*PROBLEM REQUIREMENTS*.
Once the pictures are set aside, output all the records exactly.

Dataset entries
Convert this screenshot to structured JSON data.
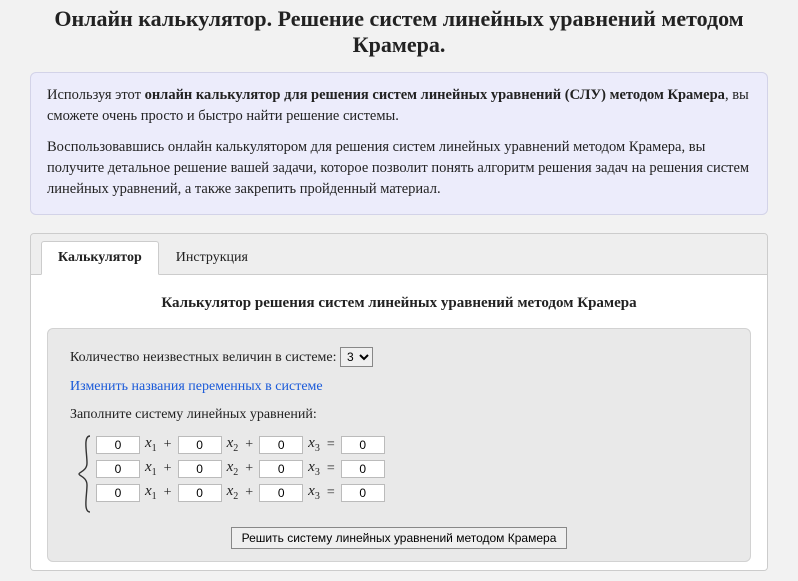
{
  "title": "Онлайн калькулятор. Решение систем линейных уравнений методом Крамера.",
  "intro": {
    "p1_prefix": "Используя этот ",
    "p1_bold": "онлайн калькулятор для решения систем линейных уравнений (СЛУ) методом Крамера",
    "p1_suffix": ", вы сможете очень просто и быстро найти решение системы.",
    "p2": "Воспользовавшись онлайн калькулятором для решения систем линейных уравнений методом Крамера, вы получите детальное решение вашей задачи, которое позволит понять алгоритм решения задач на решения систем линейных уравнений, а также закрепить пройденный материал."
  },
  "tabs": {
    "calculator": "Калькулятор",
    "instructions": "Инструкция"
  },
  "content_title": "Калькулятор решения систем линейных уравнений методом Крамера",
  "unknowns_label": "Количество неизвестных величин в системе:",
  "unknowns_value": "3",
  "rename_link": "Изменить названия переменных в системе",
  "fill_label": "Заполните систему линейных уравнений:",
  "var": {
    "name": "x",
    "s1": "1",
    "s2": "2",
    "s3": "3"
  },
  "op": {
    "plus": "+",
    "eq": "="
  },
  "rows": [
    {
      "c1": "0",
      "c2": "0",
      "c3": "0",
      "rhs": "0"
    },
    {
      "c1": "0",
      "c2": "0",
      "c3": "0",
      "rhs": "0"
    },
    {
      "c1": "0",
      "c2": "0",
      "c3": "0",
      "rhs": "0"
    }
  ],
  "solve_button": "Решить систему линейных уравнений методом Крамера"
}
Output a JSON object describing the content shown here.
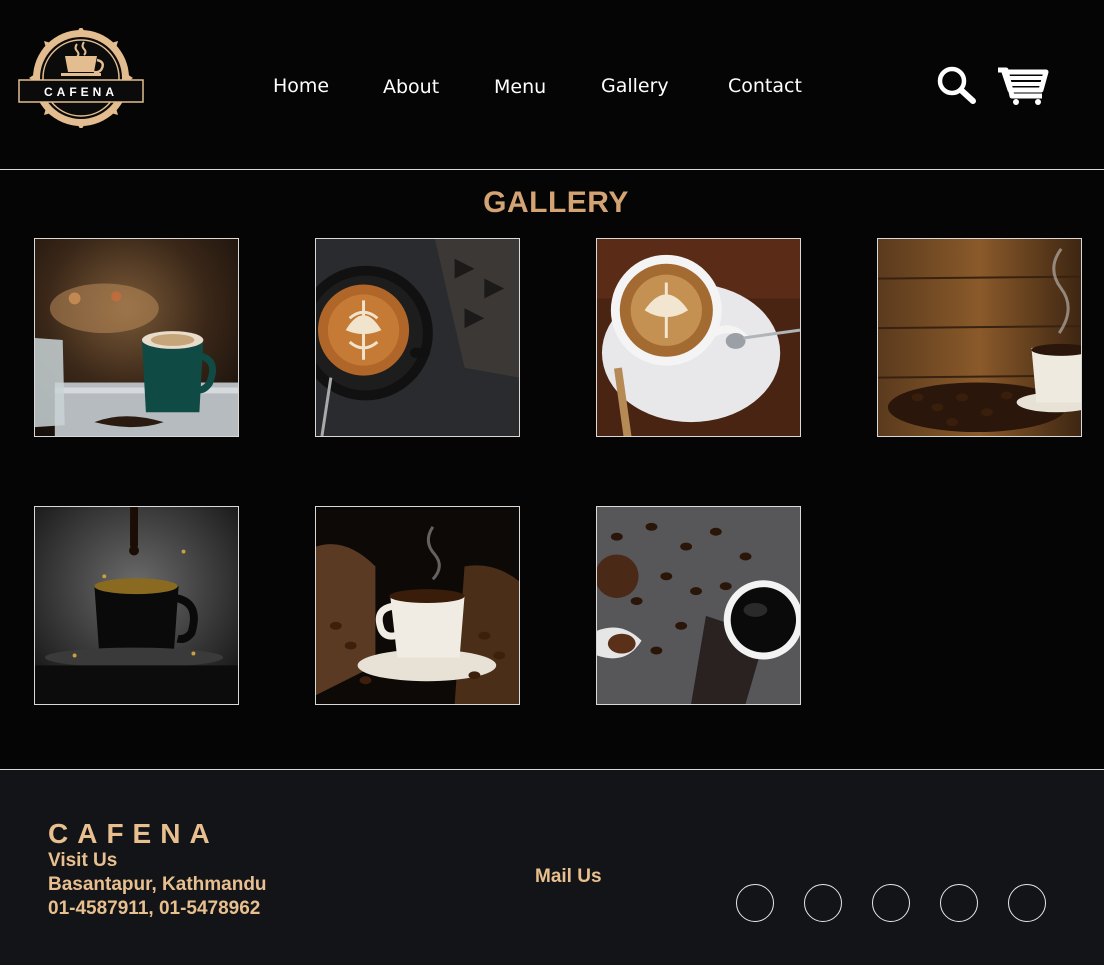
{
  "brand": {
    "logo_text": "CAFENA",
    "logo_alt": "Cafena coffee cup logo"
  },
  "nav": {
    "items": [
      {
        "label": "Home"
      },
      {
        "label": "About"
      },
      {
        "label": "Menu"
      },
      {
        "label": "Gallery"
      },
      {
        "label": "Contact"
      }
    ],
    "search_icon": "search-icon",
    "cart_icon": "cart-icon"
  },
  "gallery": {
    "title": "GALLERY",
    "images": [
      {
        "name": "latte-art-green-cup"
      },
      {
        "name": "latte-art-top-view"
      },
      {
        "name": "cappuccino-white-cup"
      },
      {
        "name": "steaming-coffee-beans-wood"
      },
      {
        "name": "coffee-splash-black-cup"
      },
      {
        "name": "coffee-cup-beans-burlap"
      },
      {
        "name": "black-coffee-beans-grounds"
      }
    ]
  },
  "footer": {
    "brand": "CAFENA",
    "visit_label": "Visit Us",
    "address": "Basantapur, Kathmandu",
    "phones": "01-4587911, 01-5478962",
    "mail_label": "Mail Us",
    "social_count": 5
  },
  "colors": {
    "background": "#050505",
    "accent": "#d4a373",
    "footer_bg": "#131418",
    "footer_text": "#e8bf8e"
  }
}
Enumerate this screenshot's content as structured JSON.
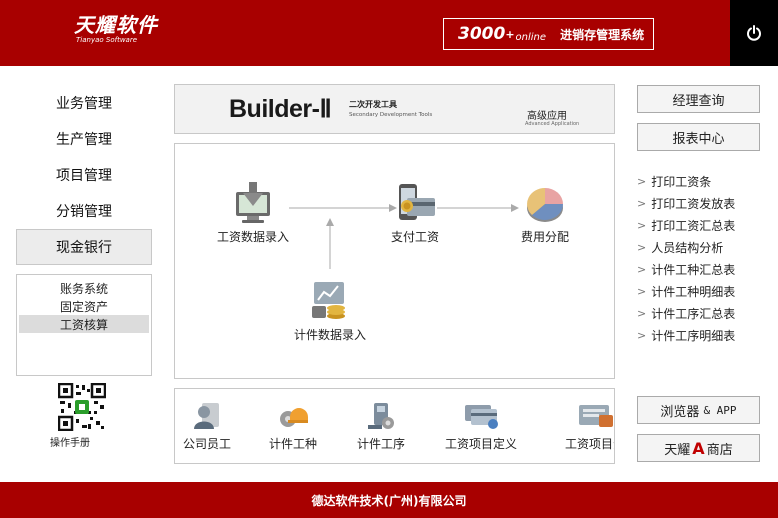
{
  "header": {
    "logo_main": "天耀软件",
    "logo_sub": "Tianyao Software",
    "product_version": "3000",
    "product_plus": "+",
    "product_online": "online",
    "product_name": "进销存管理系统"
  },
  "nav": {
    "items": [
      {
        "label": "业务管理"
      },
      {
        "label": "生产管理"
      },
      {
        "label": "项目管理"
      },
      {
        "label": "分销管理"
      },
      {
        "label": "现金银行",
        "active": true
      }
    ],
    "sub_items": [
      {
        "label": "账务系统"
      },
      {
        "label": "固定资产"
      },
      {
        "label": "工资核算",
        "active": true
      }
    ],
    "manual_label": "操作手册"
  },
  "banner": {
    "title": "Builder-Ⅱ",
    "subtitle_zh": "二次开发工具",
    "subtitle_en": "Secondary Development Tools",
    "advanced": "高级应用",
    "advanced_en": "Advanced Application"
  },
  "flow": {
    "nodes": [
      {
        "label": "工资数据录入"
      },
      {
        "label": "支付工资"
      },
      {
        "label": "费用分配"
      },
      {
        "label": "计件数据录入"
      }
    ]
  },
  "toolbar": {
    "items": [
      {
        "label": "公司员工"
      },
      {
        "label": "计件工种"
      },
      {
        "label": "计件工序"
      },
      {
        "label": "工资项目定义"
      },
      {
        "label": "工资项目分"
      }
    ]
  },
  "right": {
    "manager_query": "经理查询",
    "report_center": "报表中心",
    "reports": [
      "打印工资条",
      "打印工资发放表",
      "打印工资汇总表",
      "人员结构分析",
      "计件工种汇总表",
      "计件工种明细表",
      "计件工序汇总表",
      "计件工序明细表"
    ],
    "browser_label": "浏览器",
    "browser_amp": "& APP",
    "shop_pre": "天耀",
    "shop_a": "A",
    "shop_post": "商店"
  },
  "footer": {
    "company": "德达软件技术(广州)有限公司"
  },
  "colors": {
    "brand_red": "#a80000",
    "accent_red": "#c00000"
  }
}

*REPLY*.
Convert this screenshot to structured JSON data.
{
  "title": "Онлайн калькулятор. Решение систем линейных уравнений методом Крамера.",
  "intro": {
    "p1_prefix": "Используя этот ",
    "p1_bold": "онлайн калькулятор для решения систем линейных уравнений (СЛУ) методом Крамера",
    "p1_suffix": ", вы сможете очень просто и быстро найти решение системы.",
    "p2": "Воспользовавшись онлайн калькулятором для решения систем линейных уравнений методом Крамера, вы получите детальное решение вашей задачи, которое позволит понять алгоритм решения задач на решения систем линейных уравнений, а также закрепить пройденный материал."
  },
  "tabs": {
    "calculator": "Калькулятор",
    "instructions": "Инструкция"
  },
  "content_title": "Калькулятор решения систем линейных уравнений методом Крамера",
  "unknowns_label": "Количество неизвестных величин в системе:",
  "unknowns_value": "3",
  "rename_link": "Изменить названия переменных в системе",
  "fill_label": "Заполните систему линейных уравнений:",
  "var": {
    "name": "x",
    "s1": "1",
    "s2": "2",
    "s3": "3"
  },
  "op": {
    "plus": "+",
    "eq": "="
  },
  "rows": [
    {
      "c1": "0",
      "c2": "0",
      "c3": "0",
      "rhs": "0"
    },
    {
      "c1": "0",
      "c2": "0",
      "c3": "0",
      "rhs": "0"
    },
    {
      "c1": "0",
      "c2": "0",
      "c3": "0",
      "rhs": "0"
    }
  ],
  "solve_button": "Решить систему линейных уравнений методом Крамера"
}
Output a JSON object describing the content shown here.
{
  "brand": {
    "logo_text": "CAFENA",
    "logo_alt": "Cafena coffee cup logo"
  },
  "nav": {
    "items": [
      {
        "label": "Home"
      },
      {
        "label": "About"
      },
      {
        "label": "Menu"
      },
      {
        "label": "Gallery"
      },
      {
        "label": "Contact"
      }
    ],
    "search_icon": "search-icon",
    "cart_icon": "cart-icon"
  },
  "gallery": {
    "title": "GALLERY",
    "images": [
      {
        "name": "latte-art-green-cup"
      },
      {
        "name": "latte-art-top-view"
      },
      {
        "name": "cappuccino-white-cup"
      },
      {
        "name": "steaming-coffee-beans-wood"
      },
      {
        "name": "coffee-splash-black-cup"
      },
      {
        "name": "coffee-cup-beans-burlap"
      },
      {
        "name": "black-coffee-beans-grounds"
      }
    ]
  },
  "footer": {
    "brand": "CAFENA",
    "visit_label": "Visit Us",
    "address": "Basantapur, Kathmandu",
    "phones": "01-4587911, 01-5478962",
    "mail_label": "Mail Us",
    "social_count": 5
  },
  "colors": {
    "background": "#050505",
    "accent": "#d4a373",
    "footer_bg": "#131418",
    "footer_text": "#e8bf8e"
  }
}
Enumerate this screenshot's content as structured JSON.
{
  "header": {
    "logo_main": "天耀软件",
    "logo_sub": "Tianyao Software",
    "product_version": "3000",
    "product_plus": "+",
    "product_online": "online",
    "product_name": "进销存管理系统"
  },
  "nav": {
    "items": [
      {
        "label": "业务管理"
      },
      {
        "label": "生产管理"
      },
      {
        "label": "项目管理"
      },
      {
        "label": "分销管理"
      },
      {
        "label": "现金银行",
        "active": true
      }
    ],
    "sub_items": [
      {
        "label": "账务系统"
      },
      {
        "label": "固定资产"
      },
      {
        "label": "工资核算",
        "active": true
      }
    ],
    "manual_label": "操作手册"
  },
  "banner": {
    "title": "Builder-Ⅱ",
    "subtitle_zh": "二次开发工具",
    "subtitle_en": "Secondary Development Tools",
    "advanced": "高级应用",
    "advanced_en": "Advanced Application"
  },
  "flow": {
    "nodes": [
      {
        "label": "工资数据录入"
      },
      {
        "label": "支付工资"
      },
      {
        "label": "费用分配"
      },
      {
        "label": "计件数据录入"
      }
    ]
  },
  "toolbar": {
    "items": [
      {
        "label": "公司员工"
      },
      {
        "label": "计件工种"
      },
      {
        "label": "计件工序"
      },
      {
        "label": "工资项目定义"
      },
      {
        "label": "工资项目分"
      }
    ]
  },
  "right": {
    "manager_query": "经理查询",
    "report_center": "报表中心",
    "reports": [
      "打印工资条",
      "打印工资发放表",
      "打印工资汇总表",
      "人员结构分析",
      "计件工种汇总表",
      "计件工种明细表",
      "计件工序汇总表",
      "计件工序明细表"
    ],
    "browser_label": "浏览器",
    "browser_amp": "& APP",
    "shop_pre": "天耀",
    "shop_a": "A",
    "shop_post": "商店"
  },
  "footer": {
    "company": "德达软件技术(广州)有限公司"
  },
  "colors": {
    "brand_red": "#a80000",
    "accent_red": "#c00000"
  }
}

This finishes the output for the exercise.